**PROBLEM**
Below are the records; collect from them each line containing the string "Long".

(Element data from apps and pages)
"""

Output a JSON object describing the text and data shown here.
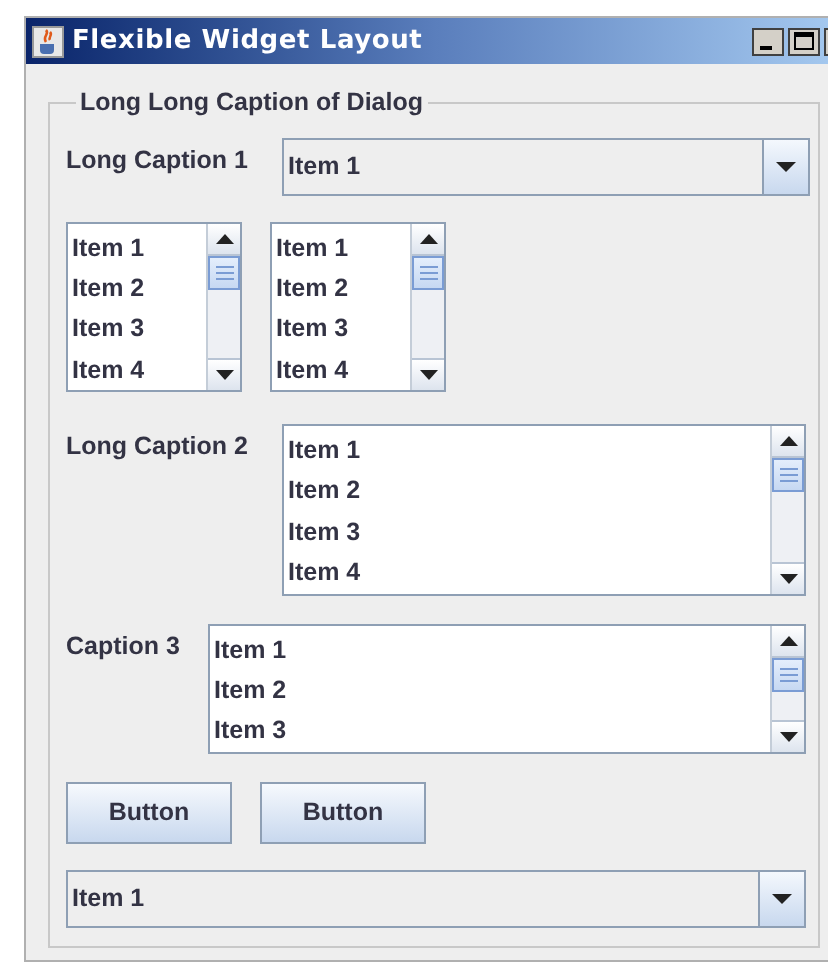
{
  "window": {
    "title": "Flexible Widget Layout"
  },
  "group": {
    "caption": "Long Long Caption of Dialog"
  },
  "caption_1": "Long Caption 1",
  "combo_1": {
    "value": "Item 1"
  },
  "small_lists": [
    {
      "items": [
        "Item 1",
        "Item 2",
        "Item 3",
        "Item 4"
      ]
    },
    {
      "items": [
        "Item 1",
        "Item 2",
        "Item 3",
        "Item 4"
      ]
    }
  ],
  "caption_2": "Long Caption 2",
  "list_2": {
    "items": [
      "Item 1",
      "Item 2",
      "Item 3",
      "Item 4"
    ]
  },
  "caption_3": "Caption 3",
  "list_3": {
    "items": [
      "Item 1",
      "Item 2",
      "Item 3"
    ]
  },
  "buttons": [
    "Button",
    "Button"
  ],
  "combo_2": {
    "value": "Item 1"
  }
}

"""

**RESPONSE BOX**
    "caption": "Long Long Caption of Dialog"
  "caption_1": "Long Caption 1",
  "caption_2": "Long Caption 2",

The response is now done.